Data to use:
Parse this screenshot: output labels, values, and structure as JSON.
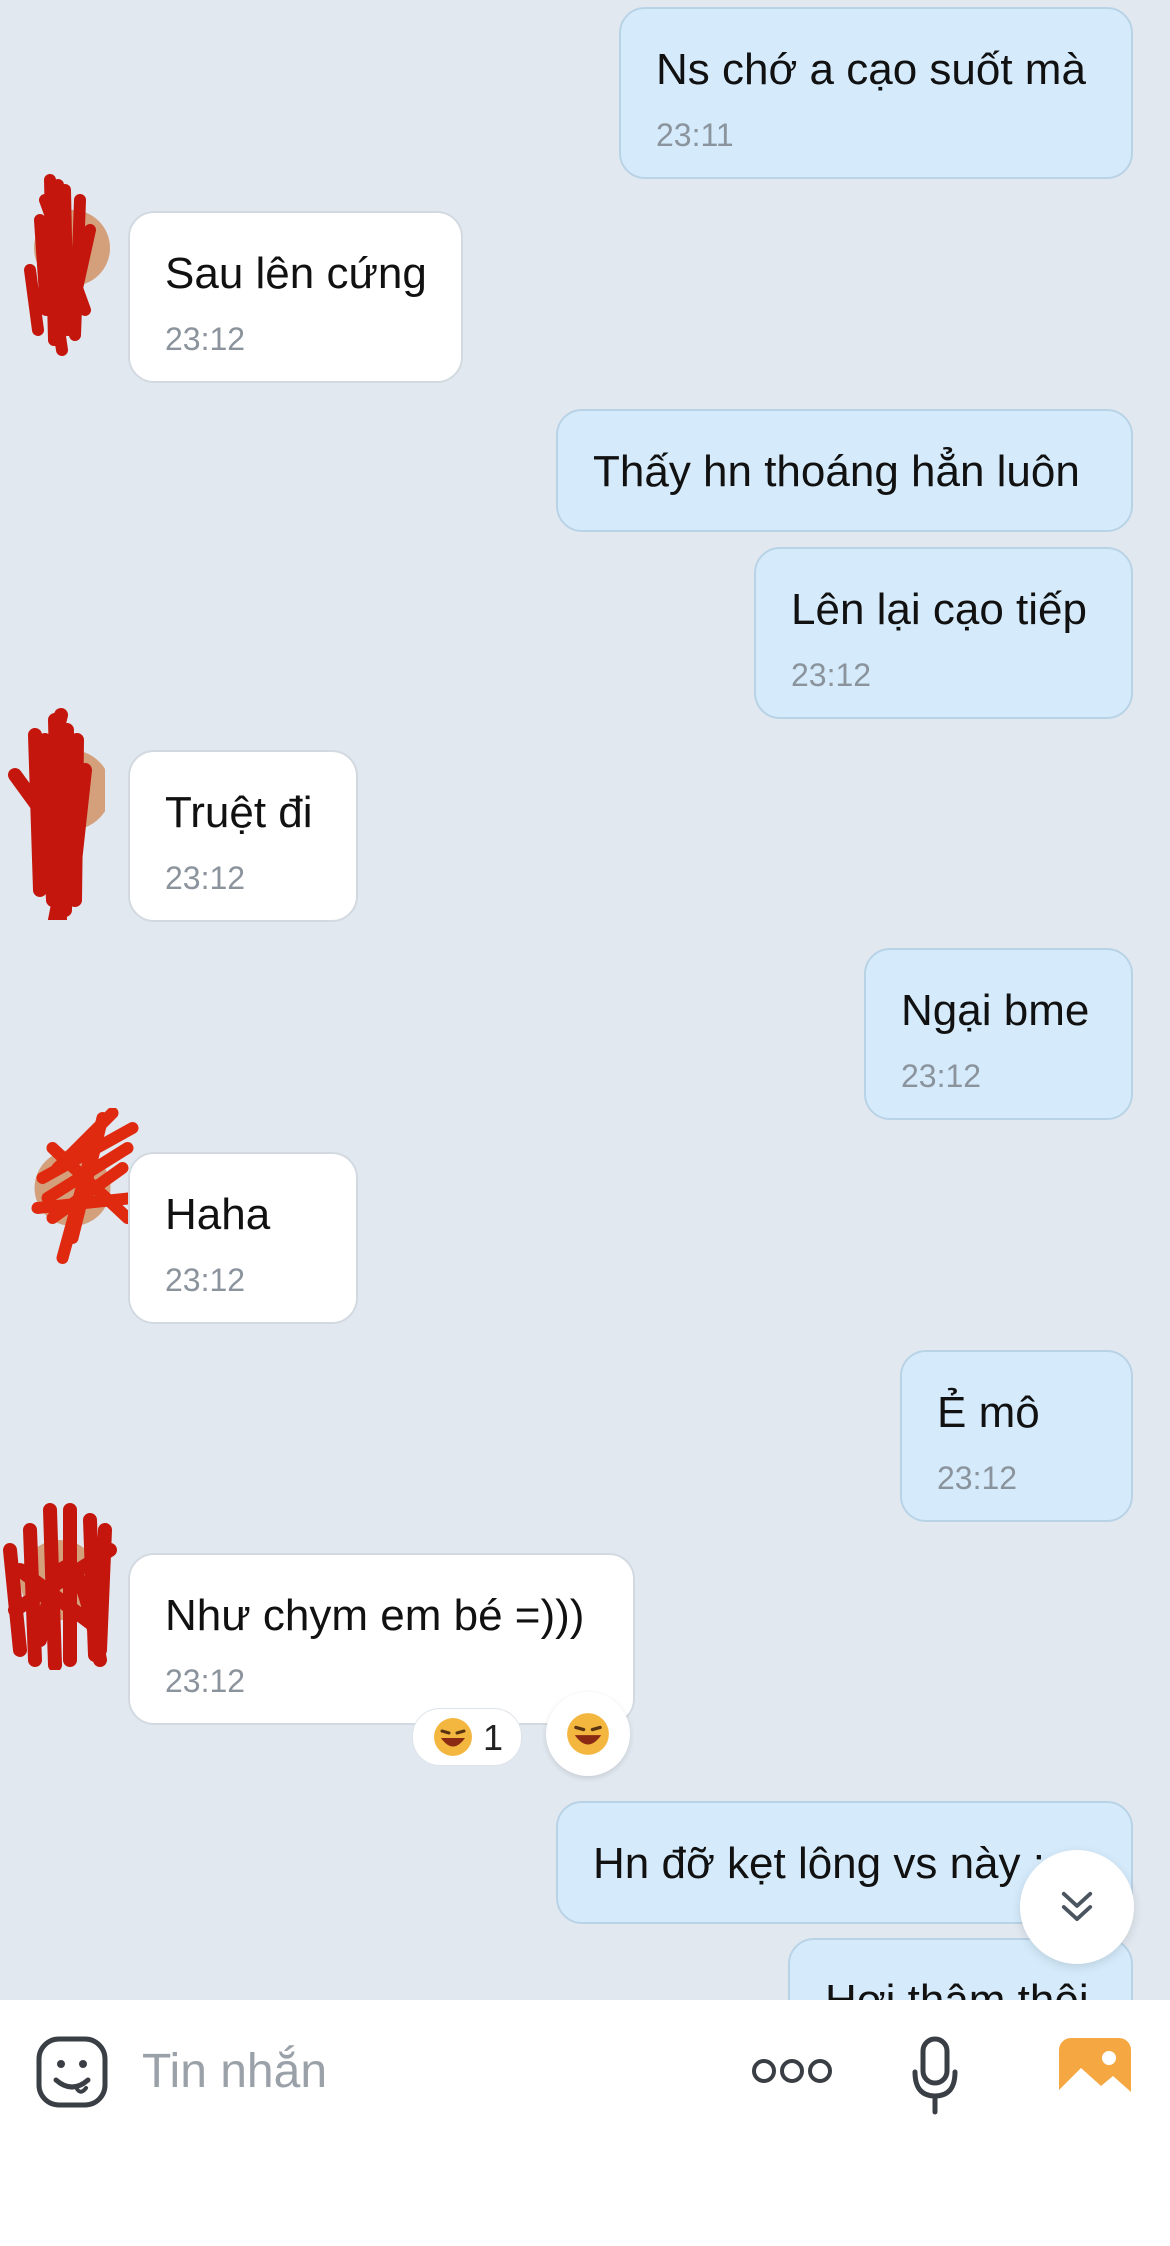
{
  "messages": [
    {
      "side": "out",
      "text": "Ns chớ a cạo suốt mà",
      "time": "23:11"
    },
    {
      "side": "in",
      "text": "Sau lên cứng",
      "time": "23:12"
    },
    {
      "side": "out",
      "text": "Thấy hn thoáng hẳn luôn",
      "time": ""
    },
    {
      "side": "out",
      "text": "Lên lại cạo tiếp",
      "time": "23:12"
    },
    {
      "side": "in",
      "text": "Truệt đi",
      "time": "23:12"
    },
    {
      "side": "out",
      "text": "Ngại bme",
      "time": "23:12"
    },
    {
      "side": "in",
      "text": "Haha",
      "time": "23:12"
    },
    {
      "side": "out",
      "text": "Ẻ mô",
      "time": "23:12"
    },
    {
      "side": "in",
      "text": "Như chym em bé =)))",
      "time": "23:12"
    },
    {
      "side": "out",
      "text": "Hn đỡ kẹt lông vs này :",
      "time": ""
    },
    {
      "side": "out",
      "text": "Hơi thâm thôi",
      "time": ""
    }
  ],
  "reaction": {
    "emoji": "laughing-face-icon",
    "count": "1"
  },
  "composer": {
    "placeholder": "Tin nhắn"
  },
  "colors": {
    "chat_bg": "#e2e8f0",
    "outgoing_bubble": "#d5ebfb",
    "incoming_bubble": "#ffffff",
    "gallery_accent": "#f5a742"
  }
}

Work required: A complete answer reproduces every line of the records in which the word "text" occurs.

Exercise solution:
      "text": "Ns chớ a cạo suốt mà",
      "text": "Sau lên cứng",
      "text": "Thấy hn thoáng hẳn luôn",
      "text": "Lên lại cạo tiếp",
      "text": "Truệt đi",
      "text": "Ngại bme",
      "text": "Haha",
      "text": "Ẻ mô",
      "text": "Như chym em bé =)))",
      "text": "Hn đỡ kẹt lông vs này :",
      "text": "Hơi thâm thôi",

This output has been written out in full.